Ottawa's COVID-19 hospitalizations remain stable.
Wastewater levels are stable, with signs of a slow decline.
Three more Ottawans with COVID have died.
Two local health units set new pandemic records for COVID deaths in a month.
There are now 104 Ottawa residents in local hospitals for treatment of active COVID-19, according to Wednesday's update from Ottawa Public Health (OPH). Seventeen of those patients are in an ICU.
Both numbers have been rising, but remained similar to Tuesday's update.
These hospital numbers can lag as information from hospitals is processed and reported. Using this information, Ottawa set a new hospitalization record with a peak of 135 patients on Jan. 19
They also do not include people who came to the hospital for other reasons and then test positive for COVID-19. They also don't cover people with lingering COVID problems, or patients transferred from other health units.
As of Monday, that category of COVID patients totalled more than the number of patients admitted for COVID-19.
Hospitals are also challenged on a different level by rising spread because staffing shortages lower their capacity.
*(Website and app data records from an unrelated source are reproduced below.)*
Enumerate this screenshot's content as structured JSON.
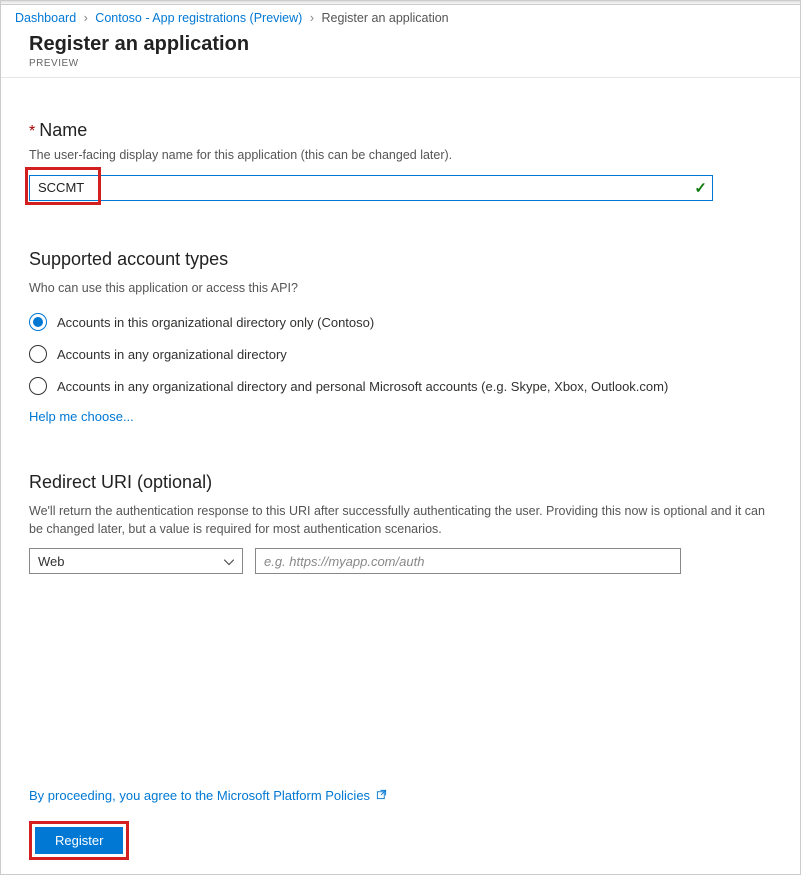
{
  "breadcrumb": {
    "items": [
      {
        "label": "Dashboard",
        "link": true
      },
      {
        "label": "Contoso - App registrations (Preview)",
        "link": true
      },
      {
        "label": "Register an application",
        "link": false
      }
    ]
  },
  "header": {
    "title": "Register an application",
    "preview": "PREVIEW"
  },
  "name_section": {
    "required_marker": "*",
    "label": "Name",
    "helper": "The user-facing display name for this application (this can be changed later).",
    "value": "SCCMT"
  },
  "account_section": {
    "label": "Supported account types",
    "helper": "Who can use this application or access this API?",
    "options": [
      {
        "label": "Accounts in this organizational directory only (Contoso)",
        "selected": true
      },
      {
        "label": "Accounts in any organizational directory",
        "selected": false
      },
      {
        "label": "Accounts in any organizational directory and personal Microsoft accounts (e.g. Skype, Xbox, Outlook.com)",
        "selected": false
      }
    ],
    "help_link": "Help me choose..."
  },
  "redirect_section": {
    "label": "Redirect URI (optional)",
    "helper": "We'll return the authentication response to this URI after successfully authenticating the user. Providing this now is optional and it can be changed later, but a value is required for most authentication scenarios.",
    "type_value": "Web",
    "uri_placeholder": "e.g. https://myapp.com/auth"
  },
  "footer": {
    "agree_text": "By proceeding, you agree to the Microsoft Platform Policies",
    "register_label": "Register"
  }
}
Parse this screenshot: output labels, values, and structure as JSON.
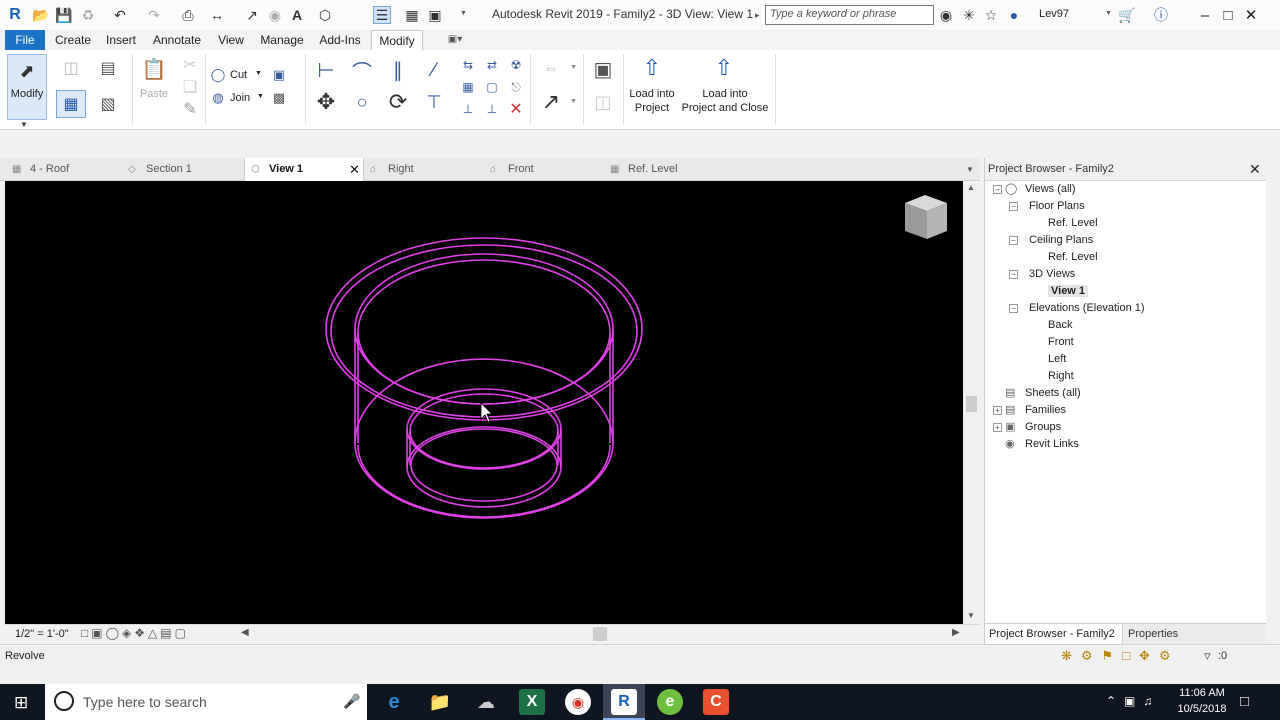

There are also 39 hospital outbreaks reported by OPH, which is stable.
Other numbers to watch
The average level of coronavirus in Ottawa's wastewater, which doesn't rely on COVID-19 testing, reached its highest point on record earlier in January and has stabilized at a very high level, with recent signs of a slow decline.
Officials now say the Omicron wave seems to have plateaued.
The case count surged to record levels in many places this winter — and as the Omicron variant's spread overwhelms and limits testing, the actual number of cases in Ottawa is many times higher and some familiar numbers are affected.
On Wednesday, OPH reported 325 more COVID-19 cases and three more deaths. It has reported 52 COVID deaths this month, nearing the 60 reported in May 2021 — the most in a month since COVID vaccines were approved.
The test positivity rate for those who received PCR tests outside long-term care homes continues to sit in the range of 20 per cent. There were 8,400 residents tested in the latest one-week period.
The rolling seven-day average of newly confirmed COVID-19 cases expressed per 100,000 residents is around 220, but limited testing capacity makes that metric less reliable.
906,760: The number of Ottawa residents age five and up with at least one dose of the COVID-19 vaccine, about 800 more than the last update on Monday. That's 91 per cent of the eligible population.
843,840: The number of Ottawa residents age five and up with a second dose, about 2,600 more than Monday. Eighty-five per cent of the eligible population now has at least two doses.
501,118: The number of Ottawans age 18 and up with a third dose, about 5,000 since Monday. That covers 59 per cent of those residents. Eligibility is extremely limited for children under 18 and 900 have had their third.
52,431: The number of children in Ottawa age five to 11 who have received their first dose of the pediatric COVID-19 vaccine, 67 per cent of that age group. About 16,200, or 21 per cent, have two doses.
Across the region
Outside of Ottawa, the wider region has about 170 COVID-19 hospitalizations, with 29 of them needing intensive care. Those numbers have been relatively stable and don't include Hastings Prince Edward (HPE) Public Health, which has instituted a different way of reporting.
HPE reported 15 COVID hospitalizations Wednesday, four of them in an ICU. That's similar to Monday after a large drop from the previous week. It also reported three more COVID deaths, bringing the number of deaths in January 2022 to a local record of 15.
Renfrew County has also set a monthly COVID death record, with six this January. That total remained at 19 in its Wednesday update.
Hospitalizations are stable in the Leeds, Grenville and Lanark District Health Unit as of its Wednesday update.